How Faculty and Teachers Spread Israel-Hatred and Antisemitism
Zionist students “should be boycotted and sanctioned.”
“Cries of antisemitism are overblown.”
“F**k this Zionist pig.”
These are just samples of the rhetoric emanating from distinguished university professors at reputable academic institutions in Canada.
Human rights organizations have been sounding the alarm regarding the recent uptick in antisemitism, particularly online. But for Jewish students on campus, the campaign against Zionism — the idea that Jews deserve the right to self-determination in their homeland — has long led to their harassment.
But it isn’t only other students who are contributing.
As the director of an organization that works with students to combat antisemitism and advocate for co-existence between Israelis and Palestinians, I can share many incidents of faculty members harboring antisemitic attitudes.

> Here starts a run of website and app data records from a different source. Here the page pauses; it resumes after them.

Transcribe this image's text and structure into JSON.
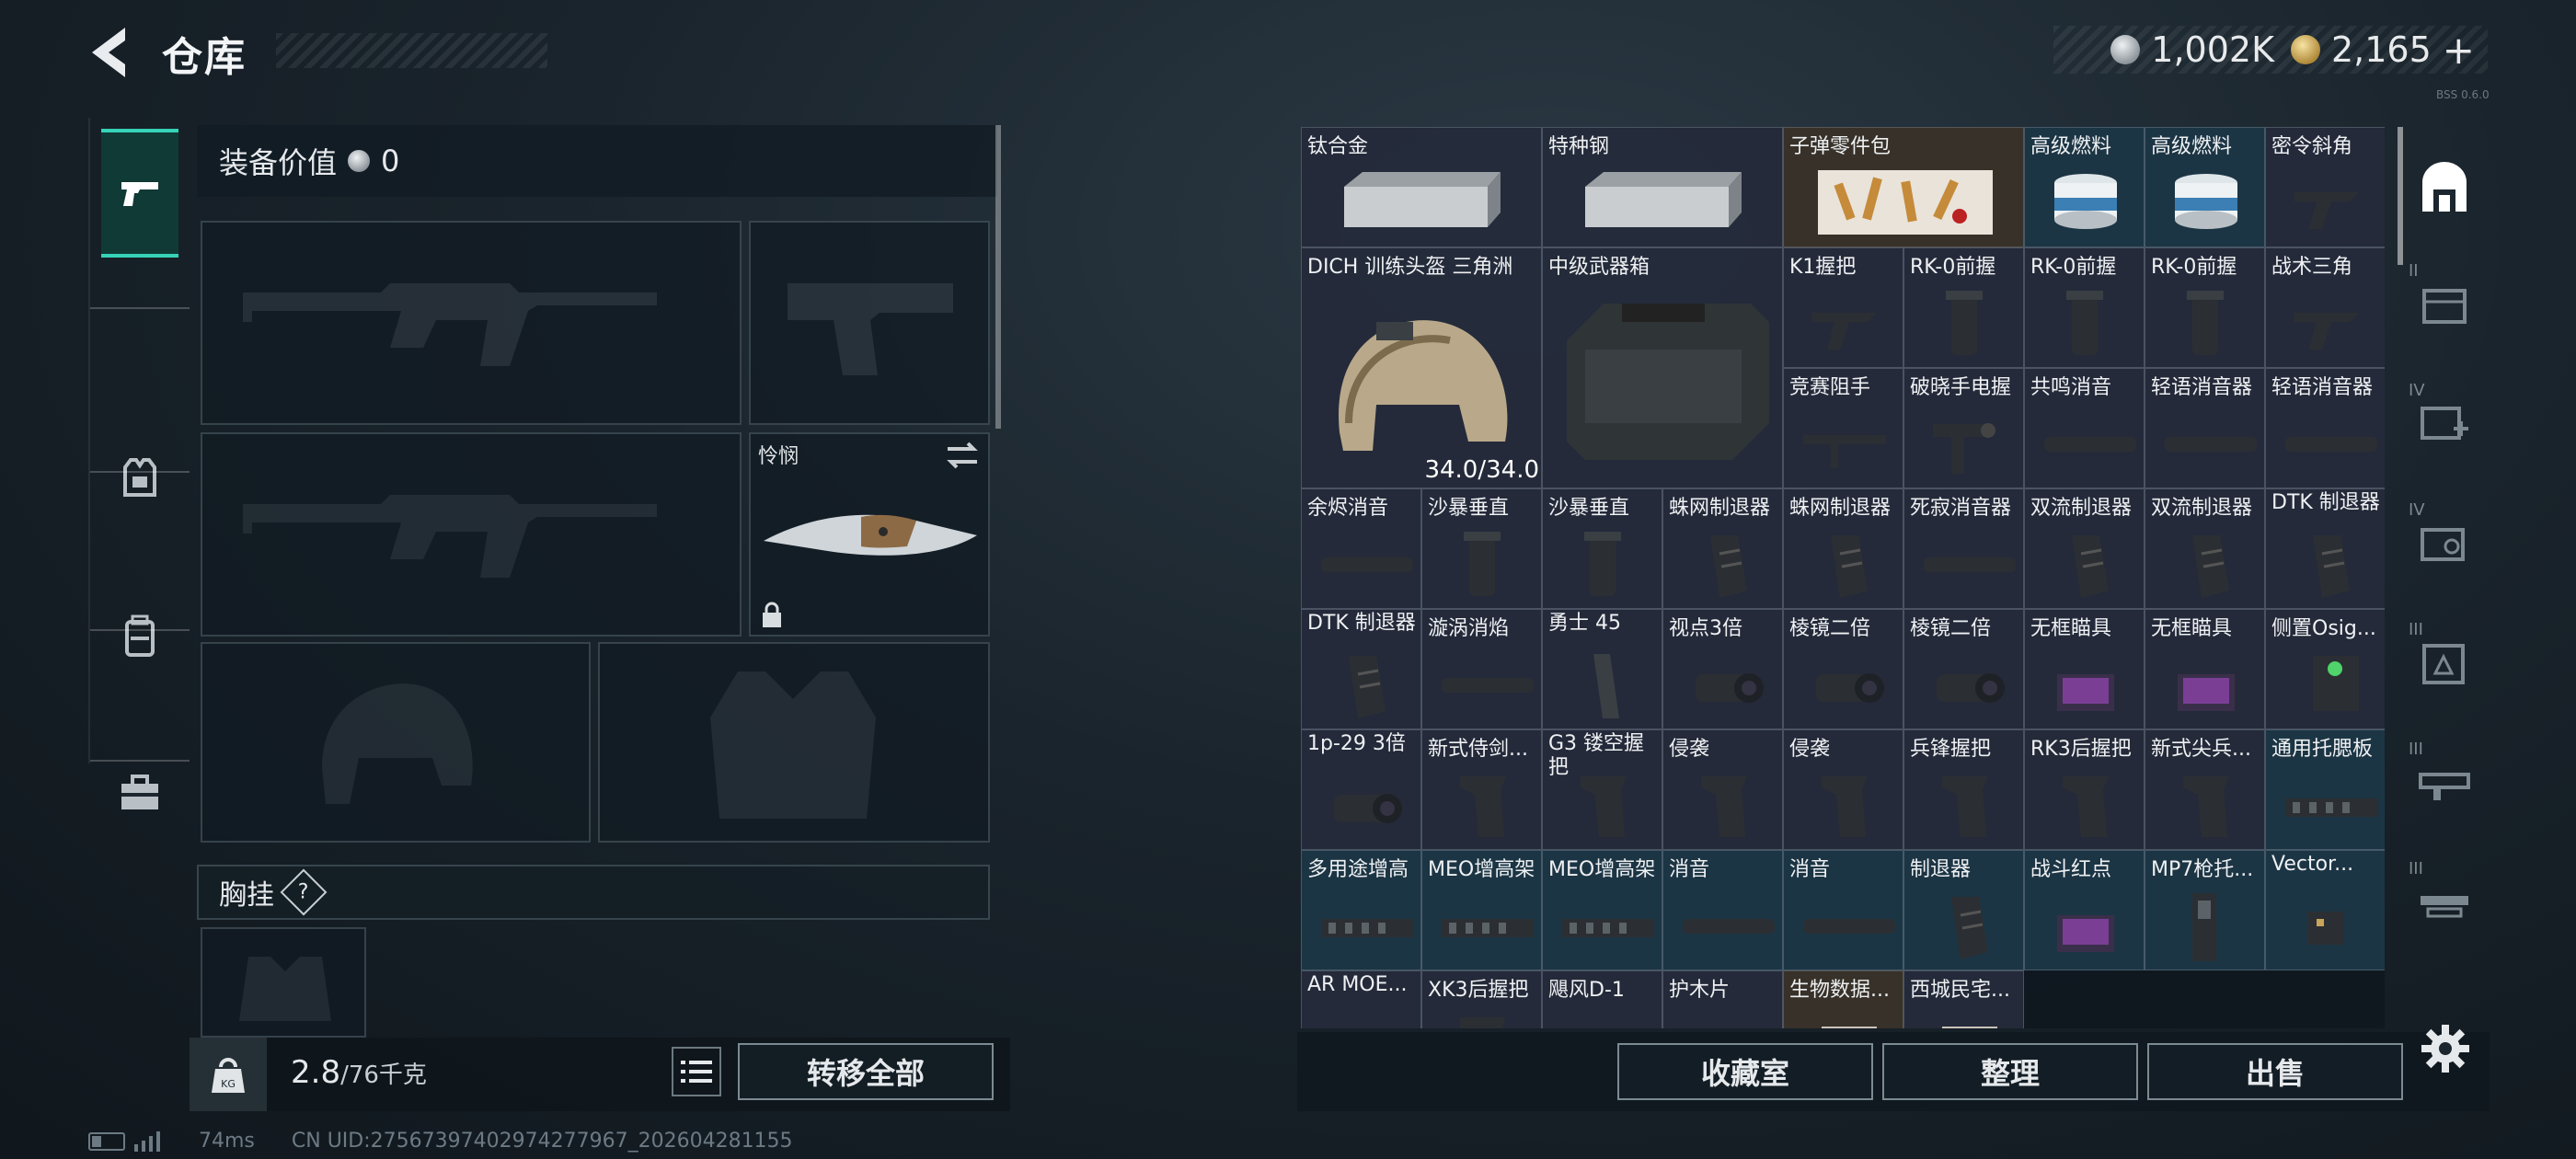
{
  "header": {
    "title": "仓库"
  },
  "currency": {
    "silver": "1,002K",
    "gold": "2,165",
    "gold_plus": "+"
  },
  "version": "BSS 0.6.0",
  "equipment": {
    "value_label": "装备价值",
    "value": "0",
    "melee_slot_label": "怜悯",
    "rig_label": "胸挂",
    "help": "?"
  },
  "weight": {
    "current": "2.8",
    "max": "/76千克"
  },
  "buttons": {
    "transfer_all": "转移全部",
    "collection": "收藏室",
    "organize": "整理",
    "sell": "出售"
  },
  "status": {
    "ping": "74ms",
    "uid": "CN UID:2756739740297427796​7_202604281155"
  },
  "storage": {
    "cells": [
      {
        "label": "钛合金"
      },
      {
        "label": "特种钢"
      },
      {
        "label": "子弹零件包"
      },
      {
        "label": "高级燃料"
      },
      {
        "label": "高级燃料"
      },
      {
        "label": "密令斜角"
      },
      {
        "label": "DICH 训练头盔 三角洲",
        "durability": "34.0/34.0"
      },
      {
        "label": "中级武器箱"
      },
      {
        "label": "K1握把"
      },
      {
        "label": "RK-0前握"
      },
      {
        "label": "RK-0前握"
      },
      {
        "label": "RK-0前握"
      },
      {
        "label": "战术三角"
      },
      {
        "label": "竞赛阻手"
      },
      {
        "label": "破晓手电握"
      },
      {
        "label": "共鸣消音"
      },
      {
        "label": "轻语消音器"
      },
      {
        "label": "轻语消音器"
      },
      {
        "label": "余烬消音"
      },
      {
        "label": "沙暴垂直"
      },
      {
        "label": "沙暴垂直"
      },
      {
        "label": "蛛网制退器"
      },
      {
        "label": "蛛网制退器"
      },
      {
        "label": "死寂消音器"
      },
      {
        "label": "双流制退器"
      },
      {
        "label": "双流制退器"
      },
      {
        "label": "DTK 制退器"
      },
      {
        "label": "DTK 制退器"
      },
      {
        "label": "漩涡消焰"
      },
      {
        "label": "勇士 45"
      },
      {
        "label": "视点3倍"
      },
      {
        "label": "棱镜二倍"
      },
      {
        "label": "棱镜二倍"
      },
      {
        "label": "无框瞄具"
      },
      {
        "label": "无框瞄具"
      },
      {
        "label": "侧置Osig..."
      },
      {
        "label": "1p-29 3倍"
      },
      {
        "label": "新式侍剑..."
      },
      {
        "label": "G3 镂空握把"
      },
      {
        "label": "侵袭"
      },
      {
        "label": "侵袭"
      },
      {
        "label": "兵锋握把"
      },
      {
        "label": "RK3后握把"
      },
      {
        "label": "新式尖兵..."
      },
      {
        "label": "通用托腮板"
      },
      {
        "label": "多用途增高"
      },
      {
        "label": "MEO增高架"
      },
      {
        "label": "MEO增高架"
      },
      {
        "label": "消音"
      },
      {
        "label": "消音"
      },
      {
        "label": "制退器"
      },
      {
        "label": "战斗红点"
      },
      {
        "label": "MP7枪托..."
      },
      {
        "label": "Vector..."
      },
      {
        "label": "AR MOE..."
      },
      {
        "label": "XK3后握把"
      },
      {
        "label": "飓风D-1"
      },
      {
        "label": "护木片"
      },
      {
        "label": "生物数据..."
      },
      {
        "label": "西城民宅..."
      }
    ]
  },
  "rail": {
    "tiers": [
      "II",
      "IV",
      "IV",
      "III",
      "III",
      "III"
    ]
  }
}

These are stories of professors who undermined the efforts of Jewish student leaders, neglected to include Jewish voices when discussing the Arab-Israeli conflict, and legitimized the attack on Jewish identity taking place on campus.
At the University of Victoria, a professor recently said that Zionist students “should not feel welcome” in progressive spaces.

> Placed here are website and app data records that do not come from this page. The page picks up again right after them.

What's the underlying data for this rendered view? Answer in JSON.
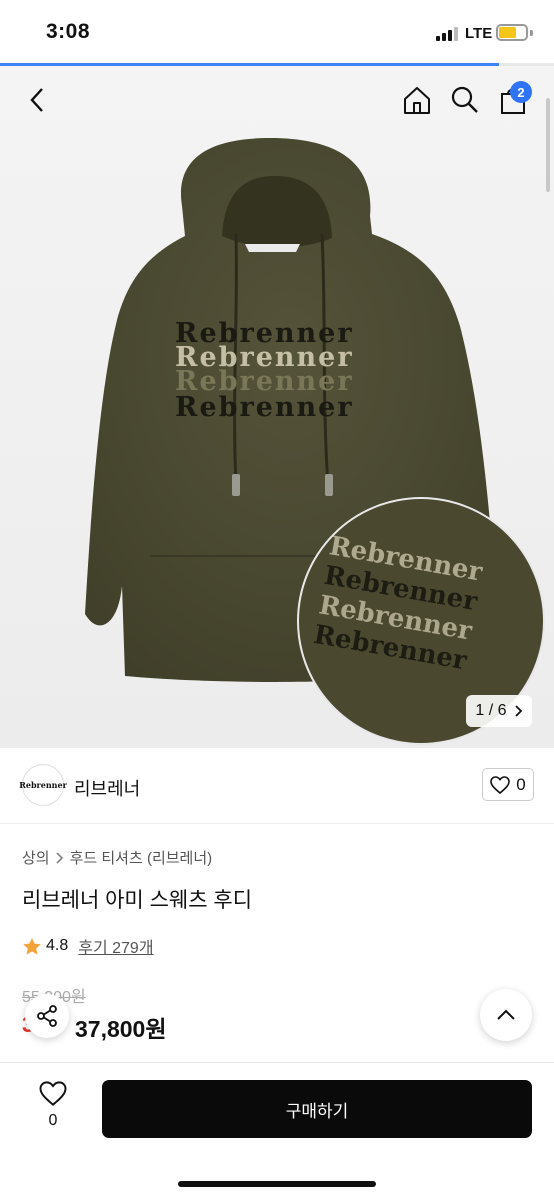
{
  "status_bar": {
    "time": "3:08",
    "network": "LTE",
    "battery_level": 0.6
  },
  "page_load_progress": 0.9,
  "nav": {
    "back_icon": "chevron-left-icon",
    "home_icon": "home-icon",
    "search_icon": "search-icon",
    "cart_icon": "shopping-bag-icon",
    "cart_count": "2"
  },
  "gallery": {
    "current": "1 / 6",
    "next_icon": "chevron-right-icon",
    "print_text": "Rebrenner"
  },
  "brand": {
    "logo_text": "Rebrenner",
    "name": "리브레너",
    "like_count": "0"
  },
  "product": {
    "breadcrumb": [
      "상의",
      "후드 티셔츠 (리브레너)"
    ],
    "title": "리브레너 아미 스웨츠 후디",
    "rating": "4.8",
    "reviews": "후기 279개",
    "original_price": "55,300원",
    "discount": "3",
    "sale_price": "37,800원"
  },
  "actions": {
    "share_icon": "share-icon",
    "scroll_top_icon": "chevron-up-icon"
  },
  "bottom_bar": {
    "wish_count": "0",
    "buy_label": "구매하기"
  },
  "colors": {
    "accent": "#2f74f6",
    "hoodie": "#4b4a30",
    "discount": "#e5352b",
    "buy_button": "#0a0a0a"
  }
}
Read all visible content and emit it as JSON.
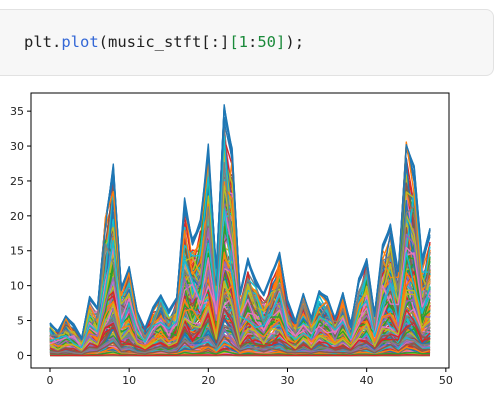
{
  "code_cell": {
    "tokens": [
      {
        "text": "plt.",
        "kind": "plain"
      },
      {
        "text": "plot",
        "kind": "fn"
      },
      {
        "text": "(music_stft[:]",
        "kind": "plain"
      },
      {
        "text": "[",
        "kind": "br"
      },
      {
        "text": "1",
        "kind": "num"
      },
      {
        "text": ":",
        "kind": "plain"
      },
      {
        "text": "50",
        "kind": "num"
      },
      {
        "text": "]",
        "kind": "br"
      },
      {
        "text": ");",
        "kind": "plain"
      }
    ]
  },
  "chart_data": {
    "type": "line",
    "title": "",
    "xlabel": "",
    "ylabel": "",
    "xlim": [
      -2.4,
      50.4
    ],
    "ylim": [
      -1.8,
      37.6
    ],
    "xticks": [
      0,
      10,
      20,
      30,
      40,
      50
    ],
    "yticks": [
      0,
      5,
      10,
      15,
      20,
      25,
      30,
      35
    ],
    "grid": false,
    "legend": "none",
    "x": [
      0,
      1,
      2,
      3,
      4,
      5,
      6,
      7,
      8,
      9,
      10,
      11,
      12,
      13,
      14,
      15,
      16,
      17,
      18,
      19,
      20,
      21,
      22,
      23,
      24,
      25,
      26,
      27,
      28,
      29,
      30,
      31,
      32,
      33,
      34,
      35,
      36,
      37,
      38,
      39,
      40,
      41,
      42,
      43,
      44,
      45,
      46,
      47,
      48
    ],
    "envelope": [
      4.7,
      3.5,
      5.8,
      4.5,
      2.5,
      8.5,
      7.0,
      20.0,
      27.5,
      10.0,
      13.0,
      6.5,
      4.0,
      7.0,
      9.0,
      6.5,
      8.5,
      22.5,
      17.0,
      20.0,
      30.5,
      12.5,
      36.3,
      30.0,
      9.0,
      14.0,
      11.0,
      9.0,
      12.0,
      15.3,
      8.0,
      5.0,
      9.0,
      5.5,
      9.5,
      8.5,
      5.5,
      9.0,
      4.5,
      11.0,
      14.0,
      6.0,
      16.0,
      19.0,
      12.0,
      31.0,
      27.0,
      14.0,
      18.5
    ],
    "series_count": 260,
    "colors": [
      "#1f77b4",
      "#ff7f0e",
      "#2ca02c",
      "#d62728",
      "#9467bd",
      "#8c564b",
      "#e377c2",
      "#7f7f7f",
      "#bcbd22",
      "#17becf"
    ]
  }
}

At the University of Western Ontario (UWO), a university with a large Jewish student population, a professor is under fire after calling to boycott Zionist students on campus.
At Saint Mary’s University in Nova Scotia, a professor recently dedicated an entire column to belittling Jewish “cries of antisemitism.”
Teachers are meant to serve as the gatekeepers of academic exploration and integrity. So when they call for the eradication of Zionism, it emboldens students to demonize those on campus who support it: Jews. It places a target squarely on their backs.
That’s why, in the past two months, Jewish students at Canadian campuses have been forced to incessantly confront erroneous infographics, slander, and propaganda that not only neglects their experiences, but erases millennia of Jewish history.
Friends of Simon Wiesenthal Centre CEO Michael Levitt said it well recently in The Toronto Star: “For the first time since the Holocaust, we’re seeing the mainstreaming of antisemitism in Canada.”
Professors are a pragmatic bunch, and are typically impressed by data. So I’d encourage them to read this recent landmark survey of Canadian Jews conducted by faculty at York and the University of Toronto. It finds Zionism to be the normative form of identification amongst members of Canada’s Jewish community, students included.
We all know that history is bound to repeat itself. In 1926, McGill University adopted an informal ban on “Hebrew” students from outside Quebec, and increased the grade average requirement by 10 percent for Jewish students.
Nearly a century later, such discriminatory tactics continue to be leveled against Jewish students.
Recent near-identical petitions at McGill, the University of Ottawa, and Western call for an outright ban of Zionism. If they had been adopted, the Torah, the Tanakh, or any Jewish religious text, all of which heavily feature “Zionist narratives,” could hypothetically be banned. The language is so baffling, and clearly an attempt to silence Jews on campus, that McGill’s Provost and Vice-Principal issued a statement calling it “antithetical” to the university’s commitments to equity and inclusion.
Full disclosure: I urged University of Ottawa President Jacques Frémont and Western President Alan Shepard to follow in McGill’s footsteps. Neither have responded.
And the campaign to discredit and demonize Zionism isn’t limited to universities.
Javier Davila, a teacher with the Toronto District School Board (TDSB), is being investigated after sharing an unvetted and unapproved dossier about Israel and Palestine. Davila has since been hailed as a hero, with a petition in his honor amassing over 1,200 signatures and an article in The Washington Post lamenting that he was silenced for “standing up for Palestinians.”
Another article about the incident in support of Davila was recently published in The Toronto Star.
Both articles fail to mention, however, that his dossier included links to the official website of the Popular Front for the Liberation of Palestine (PFLP) — a listed terrorist entity in both Canada and the United States — as well as articles that celebrate PFLP terrorists such as Ghassan Kanafani and Leila Khaled. Similar to Iran-funded terrorist proxies such as Hamas or Hezbollah, the PFLP is quite vocal about its aim to rid the world of its entire Jewish population.
When faculty promote an outward bias, they no longer uphold the responsibilities appointed to them as educators. When they lead the charge against Zionism on campus, they effectively ostracize Jewish students, contributing to their feelings of fear and unsafety.
Indeed, the Palestinian narrative must be heard. But it does not need to — and must not — come at the expense of Canadian Jewish students on campus.
Daniel Koren is the Executive Director of Hasbara Fellowships Canada.